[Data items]
-- Opening Marker --

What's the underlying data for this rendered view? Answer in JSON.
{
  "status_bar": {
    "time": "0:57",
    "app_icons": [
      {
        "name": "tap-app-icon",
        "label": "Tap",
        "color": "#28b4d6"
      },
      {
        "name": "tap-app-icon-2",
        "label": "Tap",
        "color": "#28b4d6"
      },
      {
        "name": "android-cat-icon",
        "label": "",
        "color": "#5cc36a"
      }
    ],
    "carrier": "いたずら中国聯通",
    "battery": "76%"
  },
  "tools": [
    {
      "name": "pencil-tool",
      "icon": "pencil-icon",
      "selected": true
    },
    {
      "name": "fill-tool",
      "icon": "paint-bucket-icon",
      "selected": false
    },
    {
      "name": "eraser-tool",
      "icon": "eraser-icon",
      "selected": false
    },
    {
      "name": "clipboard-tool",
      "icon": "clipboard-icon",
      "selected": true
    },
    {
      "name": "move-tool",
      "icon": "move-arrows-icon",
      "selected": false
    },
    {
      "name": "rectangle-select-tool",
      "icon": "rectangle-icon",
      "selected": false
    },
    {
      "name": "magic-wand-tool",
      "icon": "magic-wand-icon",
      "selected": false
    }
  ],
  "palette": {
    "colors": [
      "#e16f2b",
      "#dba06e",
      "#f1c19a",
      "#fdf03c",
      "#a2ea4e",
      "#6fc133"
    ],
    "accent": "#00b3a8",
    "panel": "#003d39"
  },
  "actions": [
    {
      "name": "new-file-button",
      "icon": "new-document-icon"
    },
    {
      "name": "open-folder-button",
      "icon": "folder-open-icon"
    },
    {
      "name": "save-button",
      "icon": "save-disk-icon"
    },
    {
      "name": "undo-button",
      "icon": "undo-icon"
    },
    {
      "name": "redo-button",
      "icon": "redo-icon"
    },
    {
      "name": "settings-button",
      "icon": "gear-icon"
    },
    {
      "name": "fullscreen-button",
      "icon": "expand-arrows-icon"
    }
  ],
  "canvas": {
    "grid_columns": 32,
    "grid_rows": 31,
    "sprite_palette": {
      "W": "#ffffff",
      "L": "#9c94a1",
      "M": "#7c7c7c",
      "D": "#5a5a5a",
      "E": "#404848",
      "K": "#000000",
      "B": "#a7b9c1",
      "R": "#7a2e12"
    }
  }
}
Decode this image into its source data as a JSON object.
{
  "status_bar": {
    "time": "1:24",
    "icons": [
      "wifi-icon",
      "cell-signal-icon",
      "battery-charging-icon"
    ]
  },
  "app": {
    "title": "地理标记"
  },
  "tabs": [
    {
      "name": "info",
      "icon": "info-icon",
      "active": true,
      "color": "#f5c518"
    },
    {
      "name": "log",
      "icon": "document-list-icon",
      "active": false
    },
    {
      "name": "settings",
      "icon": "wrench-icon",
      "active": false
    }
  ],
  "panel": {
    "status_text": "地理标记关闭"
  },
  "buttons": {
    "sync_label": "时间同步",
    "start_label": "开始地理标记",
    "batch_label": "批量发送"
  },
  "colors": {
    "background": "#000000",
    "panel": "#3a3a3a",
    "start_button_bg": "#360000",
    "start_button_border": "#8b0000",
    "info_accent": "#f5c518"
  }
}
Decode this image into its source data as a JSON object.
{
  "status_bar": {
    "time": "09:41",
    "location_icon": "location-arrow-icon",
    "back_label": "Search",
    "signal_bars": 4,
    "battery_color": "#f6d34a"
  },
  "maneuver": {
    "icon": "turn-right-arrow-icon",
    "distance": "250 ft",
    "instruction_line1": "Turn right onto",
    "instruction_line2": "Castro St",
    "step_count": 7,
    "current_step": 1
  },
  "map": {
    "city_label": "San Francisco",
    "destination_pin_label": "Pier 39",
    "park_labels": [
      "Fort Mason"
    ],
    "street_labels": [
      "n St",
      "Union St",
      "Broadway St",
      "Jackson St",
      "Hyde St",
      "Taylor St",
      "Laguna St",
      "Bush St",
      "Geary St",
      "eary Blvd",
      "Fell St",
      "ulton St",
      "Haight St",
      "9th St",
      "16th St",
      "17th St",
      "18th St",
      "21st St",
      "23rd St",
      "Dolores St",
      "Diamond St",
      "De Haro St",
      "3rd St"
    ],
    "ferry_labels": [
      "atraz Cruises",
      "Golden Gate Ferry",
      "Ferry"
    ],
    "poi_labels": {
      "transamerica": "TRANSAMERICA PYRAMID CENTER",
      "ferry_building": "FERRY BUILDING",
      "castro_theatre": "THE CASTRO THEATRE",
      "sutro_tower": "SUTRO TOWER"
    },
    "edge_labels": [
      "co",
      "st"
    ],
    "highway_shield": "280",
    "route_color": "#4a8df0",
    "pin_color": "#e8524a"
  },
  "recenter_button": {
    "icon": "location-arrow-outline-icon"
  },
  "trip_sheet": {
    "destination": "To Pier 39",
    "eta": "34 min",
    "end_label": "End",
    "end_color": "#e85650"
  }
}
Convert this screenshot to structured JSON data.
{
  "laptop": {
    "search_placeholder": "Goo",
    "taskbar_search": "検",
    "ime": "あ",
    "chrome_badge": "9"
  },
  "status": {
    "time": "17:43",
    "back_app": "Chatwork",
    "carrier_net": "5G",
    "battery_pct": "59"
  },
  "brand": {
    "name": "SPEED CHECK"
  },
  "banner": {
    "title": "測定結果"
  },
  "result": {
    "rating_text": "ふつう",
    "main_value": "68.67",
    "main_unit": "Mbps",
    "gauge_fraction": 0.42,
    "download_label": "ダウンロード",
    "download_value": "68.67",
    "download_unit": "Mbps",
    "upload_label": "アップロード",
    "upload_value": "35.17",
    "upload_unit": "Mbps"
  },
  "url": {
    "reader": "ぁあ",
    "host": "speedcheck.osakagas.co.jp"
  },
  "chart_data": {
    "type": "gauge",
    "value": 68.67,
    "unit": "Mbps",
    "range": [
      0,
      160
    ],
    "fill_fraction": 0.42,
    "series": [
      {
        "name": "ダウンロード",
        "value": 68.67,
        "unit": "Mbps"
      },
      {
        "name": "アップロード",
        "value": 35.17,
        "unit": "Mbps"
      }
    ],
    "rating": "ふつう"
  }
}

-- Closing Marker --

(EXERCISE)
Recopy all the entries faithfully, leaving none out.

(THE ANSWER)
What's the underlying data for this rendered view? Answer in JSON.
{
  "status_bar": {
    "time": "0:57",
    "app_icons": [
      {
        "name": "tap-app-icon",
        "label": "Tap",
        "color": "#28b4d6"
      },
      {
        "name": "tap-app-icon-2",
        "label": "Tap",
        "color": "#28b4d6"
      },
      {
        "name": "android-cat-icon",
        "label": "",
        "color": "#5cc36a"
      }
    ],
    "carrier": "いたずら中国聯通",
    "battery": "76%"
  },
  "tools": [
    {
      "name": "pencil-tool",
      "icon": "pencil-icon",
      "selected": true
    },
    {
      "name": "fill-tool",
      "icon": "paint-bucket-icon",
      "selected": false
    },
    {
      "name": "eraser-tool",
      "icon": "eraser-icon",
      "selected": false
    },
    {
      "name": "clipboard-tool",
      "icon": "clipboard-icon",
      "selected": true
    },
    {
      "name": "move-tool",
      "icon": "move-arrows-icon",
      "selected": false
    },
    {
      "name": "rectangle-select-tool",
      "icon": "rectangle-icon",
      "selected": false
    },
    {
      "name": "magic-wand-tool",
      "icon": "magic-wand-icon",
      "selected": false
    }
  ],
  "palette": {
    "colors": [
      "#e16f2b",
      "#dba06e",
      "#f1c19a",
      "#fdf03c",
      "#a2ea4e",
      "#6fc133"
    ],
    "accent": "#00b3a8",
    "panel": "#003d39"
  },
  "actions": [
    {
      "name": "new-file-button",
      "icon": "new-document-icon"
    },
    {
      "name": "open-folder-button",
      "icon": "folder-open-icon"
    },
    {
      "name": "save-button",
      "icon": "save-disk-icon"
    },
    {
      "name": "undo-button",
      "icon": "undo-icon"
    },
    {
      "name": "redo-button",
      "icon": "redo-icon"
    },
    {
      "name": "settings-button",
      "icon": "gear-icon"
    },
    {
      "name": "fullscreen-button",
      "icon": "expand-arrows-icon"
    }
  ],
  "canvas": {
    "grid_columns": 32,
    "grid_rows": 31,
    "sprite_palette": {
      "W": "#ffffff",
      "L": "#9c94a1",
      "M": "#7c7c7c",
      "D": "#5a5a5a",
      "E": "#404848",
      "K": "#000000",
      "B": "#a7b9c1",
      "R": "#7a2e12"
    }
  }
}
Decode this image into its source data as a JSON object.
{
  "status_bar": {
    "time": "1:24",
    "icons": [
      "wifi-icon",
      "cell-signal-icon",
      "battery-charging-icon"
    ]
  },
  "app": {
    "title": "地理标记"
  },
  "tabs": [
    {
      "name": "info",
      "icon": "info-icon",
      "active": true,
      "color": "#f5c518"
    },
    {
      "name": "log",
      "icon": "document-list-icon",
      "active": false
    },
    {
      "name": "settings",
      "icon": "wrench-icon",
      "active": false
    }
  ],
  "panel": {
    "status_text": "地理标记关闭"
  },
  "buttons": {
    "sync_label": "时间同步",
    "start_label": "开始地理标记",
    "batch_label": "批量发送"
  },
  "colors": {
    "background": "#000000",
    "panel": "#3a3a3a",
    "start_button_bg": "#360000",
    "start_button_border": "#8b0000",
    "info_accent": "#f5c518"
  }
}
Decode this image into its source data as a JSON object.
{
  "status_bar": {
    "time": "09:41",
    "location_icon": "location-arrow-icon",
    "back_label": "Search",
    "signal_bars": 4,
    "battery_color": "#f6d34a"
  },
  "maneuver": {
    "icon": "turn-right-arrow-icon",
    "distance": "250 ft",
    "instruction_line1": "Turn right onto",
    "instruction_line2": "Castro St",
    "step_count": 7,
    "current_step": 1
  },
  "map": {
    "city_label": "San Francisco",
    "destination_pin_label": "Pier 39",
    "park_labels": [
      "Fort Mason"
    ],
    "street_labels": [
      "n St",
      "Union St",
      "Broadway St",
      "Jackson St",
      "Hyde St",
      "Taylor St",
      "Laguna St",
      "Bush St",
      "Geary St",
      "eary Blvd",
      "Fell St",
      "ulton St",
      "Haight St",
      "9th St",
      "16th St",
      "17th St",
      "18th St",
      "21st St",
      "23rd St",
      "Dolores St",
      "Diamond St",
      "De Haro St",
      "3rd St"
    ],
    "ferry_labels": [
      "atraz Cruises",
      "Golden Gate Ferry",
      "Ferry"
    ],
    "poi_labels": {
      "transamerica": "TRANSAMERICA PYRAMID CENTER",
      "ferry_building": "FERRY BUILDING",
      "castro_theatre": "THE CASTRO THEATRE",
      "sutro_tower": "SUTRO TOWER"
    },
    "edge_labels": [
      "co",
      "st"
    ],
    "highway_shield": "280",
    "route_color": "#4a8df0",
    "pin_color": "#e8524a"
  },
  "recenter_button": {
    "icon": "location-arrow-outline-icon"
  },
  "trip_sheet": {
    "destination": "To Pier 39",
    "eta": "34 min",
    "end_label": "End",
    "end_color": "#e85650"
  }
}
Convert this screenshot to structured JSON data.
{
  "laptop": {
    "search_placeholder": "Goo",
    "taskbar_search": "検",
    "ime": "あ",
    "chrome_badge": "9"
  },
  "status": {
    "time": "17:43",
    "back_app": "Chatwork",
    "carrier_net": "5G",
    "battery_pct": "59"
  },
  "brand": {
    "name": "SPEED CHECK"
  },
  "banner": {
    "title": "測定結果"
  },
  "result": {
    "rating_text": "ふつう",
    "main_value": "68.67",
    "main_unit": "Mbps",
    "gauge_fraction": 0.42,
    "download_label": "ダウンロード",
    "download_value": "68.67",
    "download_unit": "Mbps",
    "upload_label": "アップロード",
    "upload_value": "35.17",
    "upload_unit": "Mbps"
  },
  "url": {
    "reader": "ぁあ",
    "host": "speedcheck.osakagas.co.jp"
  },
  "chart_data": {
    "type": "gauge",
    "value": 68.67,
    "unit": "Mbps",
    "range": [
      0,
      160
    ],
    "fill_fraction": 0.42,
    "series": [
      {
        "name": "ダウンロード",
        "value": 68.67,
        "unit": "Mbps"
      },
      {
        "name": "アップロード",
        "value": 35.17,
        "unit": "Mbps"
      }
    ],
    "rating": "ふつう"
  }
}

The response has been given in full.